Last week I told you about this newly-elected DA, the one who vows to “trade jails for schools.”
Krasner is moving quite fast to fundamentally transform Philadelphia and focus on “fair and effective criminal justice”.
And take a wild guess as to which proggie player spent over $1.7 million to help get Krasner elected? You should not be shocked that it was the evil Soros.
From Philly.com: Philadelphia District Attorney Larry Krasner ousted 31 members of the office Friday, a dramatic shake-up and the first major staffing decision announced by the city’s new top prosecutor, just three days after he was sworn in.
Krasner’s spokesman, Ben Waxman, said the dismissals were part of a “broad reorganization” of the office’s structure and a way to implement a culture change in an institution Krasner frequently criticized during the campaign.
In seeking their resignations, the new district attorney “thanks them for their service to the city,” Waxman said in a statement. “However, he made clear his intention to take the office in a different direction.”
The sweeping change affected lawyers of all ranks and could represent a 10 percent reduction in the number of prosecutors. Names were not released, but current and former employees — none authorized to publicly discuss the moves — said the group included trial attorneys and some supervisor-level staff, many with decades of experience. As many as a third of the office’s homicide prosecutors were asked to leave, sources said.
The announcement was the first bombshell in what some of his supporters have hoped — and his critics have feared — would be a wave of drastic changes accompanying the installation of the career civil rights lawyer to the city’s top law enforcement job.
During his campaign, Krasner pledged to reduce the number of people behind bars, never use the death penalty, and seek to end use of cash bail — goals that earned praise from fellow Democrats and liberal criminal justice observers, but skepticism or even scorn from other law enforcement officials. After his victory, Krasner reiterated his priorities but downplayed concerns about a possible exodus or mass purging of staff.
He wasn’t available for comment Friday, and Waxman declined to elaborate on reasons behind individual dismisals. He did say Krasner was in the office during the purge, even though it was officially closed due to the weather.
Some of those let go, who asked not to be identified in discussing their termination, said they were told Friday morning to come to the office as soon as possible. When they arrived, they said, they were escorted by the office’s detectives as they learned their fate — often without explanation — and cleaned out their desks. Several left in tears.
“This was done in darkness,” said one dismissed veteran.
Andrew Notaristefano, a homicide prosecutor and District Attorney’s Office employee for more than a decade, said he had a homicide trial scheduled to start Monday — and that he’d met with the victim’s family Thursday night to prepare. He was at his desk working Friday when a human resources employee took him aside and told him he was fired, he said.
Notaristefano, who secured dozens of murder convictions during his career, said he was given “no explanation.” He requested to leave after prosecuting his upcoming trial but was told no, he said. His request to speak to Krasner was also denied, he said.

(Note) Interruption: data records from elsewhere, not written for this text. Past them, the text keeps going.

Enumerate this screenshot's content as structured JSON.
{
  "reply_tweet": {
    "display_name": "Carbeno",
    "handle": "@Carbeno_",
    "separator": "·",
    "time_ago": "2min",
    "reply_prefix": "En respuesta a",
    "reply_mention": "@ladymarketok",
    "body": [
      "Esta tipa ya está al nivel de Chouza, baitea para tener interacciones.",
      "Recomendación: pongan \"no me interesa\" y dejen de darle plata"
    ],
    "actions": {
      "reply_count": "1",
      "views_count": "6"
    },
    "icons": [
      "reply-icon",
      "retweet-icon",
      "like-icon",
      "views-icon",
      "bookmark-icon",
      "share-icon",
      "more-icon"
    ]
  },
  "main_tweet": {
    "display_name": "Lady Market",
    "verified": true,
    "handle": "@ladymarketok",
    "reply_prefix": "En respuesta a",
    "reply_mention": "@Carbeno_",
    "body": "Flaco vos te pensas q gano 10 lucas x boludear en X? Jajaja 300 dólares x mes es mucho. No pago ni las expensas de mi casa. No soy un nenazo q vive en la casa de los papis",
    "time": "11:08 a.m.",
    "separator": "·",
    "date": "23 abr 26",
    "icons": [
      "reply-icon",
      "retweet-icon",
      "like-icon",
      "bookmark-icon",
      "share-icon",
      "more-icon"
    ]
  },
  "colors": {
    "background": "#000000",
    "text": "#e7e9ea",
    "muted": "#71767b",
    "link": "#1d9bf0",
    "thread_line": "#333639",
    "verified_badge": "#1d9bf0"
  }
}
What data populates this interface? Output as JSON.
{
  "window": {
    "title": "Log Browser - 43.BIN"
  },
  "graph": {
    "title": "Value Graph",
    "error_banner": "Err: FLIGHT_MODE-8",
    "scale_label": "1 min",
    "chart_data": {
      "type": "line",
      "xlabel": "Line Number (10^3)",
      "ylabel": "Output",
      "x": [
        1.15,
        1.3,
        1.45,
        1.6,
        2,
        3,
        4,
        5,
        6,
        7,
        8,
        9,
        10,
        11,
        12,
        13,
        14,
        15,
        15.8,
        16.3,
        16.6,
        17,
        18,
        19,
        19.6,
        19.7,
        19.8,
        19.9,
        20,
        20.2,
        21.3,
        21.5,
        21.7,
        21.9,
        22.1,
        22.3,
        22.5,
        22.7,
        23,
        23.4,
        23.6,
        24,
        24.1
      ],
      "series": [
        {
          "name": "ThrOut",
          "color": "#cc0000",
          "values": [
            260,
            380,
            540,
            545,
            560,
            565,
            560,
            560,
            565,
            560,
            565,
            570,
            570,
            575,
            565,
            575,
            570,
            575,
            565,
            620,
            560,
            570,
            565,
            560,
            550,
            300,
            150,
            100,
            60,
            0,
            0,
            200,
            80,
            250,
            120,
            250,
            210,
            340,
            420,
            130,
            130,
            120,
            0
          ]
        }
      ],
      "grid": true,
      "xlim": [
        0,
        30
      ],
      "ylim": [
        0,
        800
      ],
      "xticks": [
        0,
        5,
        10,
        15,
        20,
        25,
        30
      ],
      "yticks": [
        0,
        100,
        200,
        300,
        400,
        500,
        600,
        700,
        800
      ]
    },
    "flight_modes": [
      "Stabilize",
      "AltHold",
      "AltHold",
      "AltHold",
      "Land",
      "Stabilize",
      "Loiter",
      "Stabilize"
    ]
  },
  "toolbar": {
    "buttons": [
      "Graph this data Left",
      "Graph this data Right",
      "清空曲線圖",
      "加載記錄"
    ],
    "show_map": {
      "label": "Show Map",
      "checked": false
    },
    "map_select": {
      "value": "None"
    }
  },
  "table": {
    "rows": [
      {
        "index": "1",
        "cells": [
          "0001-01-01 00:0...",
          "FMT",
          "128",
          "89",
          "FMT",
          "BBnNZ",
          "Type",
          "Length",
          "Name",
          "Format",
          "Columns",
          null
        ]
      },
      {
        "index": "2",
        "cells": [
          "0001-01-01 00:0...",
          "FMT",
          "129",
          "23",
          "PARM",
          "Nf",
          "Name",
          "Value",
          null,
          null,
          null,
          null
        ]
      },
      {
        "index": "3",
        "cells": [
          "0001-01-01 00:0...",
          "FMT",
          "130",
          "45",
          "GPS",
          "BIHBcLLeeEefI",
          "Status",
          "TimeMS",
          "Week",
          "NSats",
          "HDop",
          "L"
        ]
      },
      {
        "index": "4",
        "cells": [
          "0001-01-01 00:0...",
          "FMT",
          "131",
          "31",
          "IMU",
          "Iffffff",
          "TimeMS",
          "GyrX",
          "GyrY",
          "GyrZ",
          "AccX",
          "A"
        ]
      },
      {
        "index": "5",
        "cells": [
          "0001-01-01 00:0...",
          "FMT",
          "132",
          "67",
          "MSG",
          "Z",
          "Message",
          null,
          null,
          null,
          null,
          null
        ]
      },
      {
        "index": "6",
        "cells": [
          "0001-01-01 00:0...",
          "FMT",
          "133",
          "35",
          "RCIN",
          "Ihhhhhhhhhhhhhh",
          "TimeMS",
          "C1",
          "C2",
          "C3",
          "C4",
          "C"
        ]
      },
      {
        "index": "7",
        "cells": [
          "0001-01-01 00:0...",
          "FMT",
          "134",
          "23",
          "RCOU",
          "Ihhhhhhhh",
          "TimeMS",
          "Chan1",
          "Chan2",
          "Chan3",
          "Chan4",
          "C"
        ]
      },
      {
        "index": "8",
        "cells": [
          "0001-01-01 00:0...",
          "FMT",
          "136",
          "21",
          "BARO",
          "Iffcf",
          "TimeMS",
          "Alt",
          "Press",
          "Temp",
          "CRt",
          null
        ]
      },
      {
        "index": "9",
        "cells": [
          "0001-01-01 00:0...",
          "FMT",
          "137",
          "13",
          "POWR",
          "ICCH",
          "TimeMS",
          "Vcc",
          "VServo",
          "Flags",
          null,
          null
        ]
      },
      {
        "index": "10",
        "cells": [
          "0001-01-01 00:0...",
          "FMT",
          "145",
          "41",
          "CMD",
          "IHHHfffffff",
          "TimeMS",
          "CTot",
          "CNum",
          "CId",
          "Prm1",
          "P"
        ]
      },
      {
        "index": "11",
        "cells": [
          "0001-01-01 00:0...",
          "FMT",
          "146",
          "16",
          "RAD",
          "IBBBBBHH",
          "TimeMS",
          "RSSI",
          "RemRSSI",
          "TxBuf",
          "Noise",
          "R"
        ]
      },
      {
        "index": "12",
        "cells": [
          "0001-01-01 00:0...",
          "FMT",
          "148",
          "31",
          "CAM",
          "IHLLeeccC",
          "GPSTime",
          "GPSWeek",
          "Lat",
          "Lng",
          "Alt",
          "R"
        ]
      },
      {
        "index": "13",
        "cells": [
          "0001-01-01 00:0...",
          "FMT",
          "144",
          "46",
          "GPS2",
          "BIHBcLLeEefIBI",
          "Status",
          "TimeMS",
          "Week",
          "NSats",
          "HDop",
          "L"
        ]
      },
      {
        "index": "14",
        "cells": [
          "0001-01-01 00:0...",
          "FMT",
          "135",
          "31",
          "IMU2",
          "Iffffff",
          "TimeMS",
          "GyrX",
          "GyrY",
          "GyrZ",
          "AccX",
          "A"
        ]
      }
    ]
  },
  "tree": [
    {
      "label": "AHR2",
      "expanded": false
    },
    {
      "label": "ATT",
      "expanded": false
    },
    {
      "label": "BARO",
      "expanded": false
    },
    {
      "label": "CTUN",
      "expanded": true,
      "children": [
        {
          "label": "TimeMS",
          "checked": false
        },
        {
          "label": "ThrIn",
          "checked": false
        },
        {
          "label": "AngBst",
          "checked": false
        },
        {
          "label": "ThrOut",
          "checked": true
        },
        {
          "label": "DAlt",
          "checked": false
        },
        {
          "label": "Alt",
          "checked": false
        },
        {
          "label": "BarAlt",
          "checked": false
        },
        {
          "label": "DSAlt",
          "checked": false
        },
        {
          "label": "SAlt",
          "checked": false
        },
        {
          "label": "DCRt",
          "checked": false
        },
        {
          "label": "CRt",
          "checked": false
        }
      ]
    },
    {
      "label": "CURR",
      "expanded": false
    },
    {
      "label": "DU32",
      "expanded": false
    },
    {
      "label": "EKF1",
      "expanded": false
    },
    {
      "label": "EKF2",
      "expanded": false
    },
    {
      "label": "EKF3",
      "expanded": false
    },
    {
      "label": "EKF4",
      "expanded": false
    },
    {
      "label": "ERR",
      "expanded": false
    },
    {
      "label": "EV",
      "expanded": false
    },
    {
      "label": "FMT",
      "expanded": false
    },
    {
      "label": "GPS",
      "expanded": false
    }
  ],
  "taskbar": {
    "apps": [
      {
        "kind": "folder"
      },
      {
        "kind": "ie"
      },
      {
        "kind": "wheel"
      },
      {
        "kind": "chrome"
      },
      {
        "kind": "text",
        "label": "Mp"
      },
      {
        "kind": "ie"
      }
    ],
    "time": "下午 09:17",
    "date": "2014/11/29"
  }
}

“I’ve worked very hard and sacrificed a lot to make this city a safer place and to help people,” said Notaristefano, part of the team of prosecutors that unsuccessfully sought the death penalty last fall in a retrial for a decades-old murder. That case was dubbed the city’s “last death penalty case,” given Krasner’s opposition to capital punishment.
Read the rest of the story here.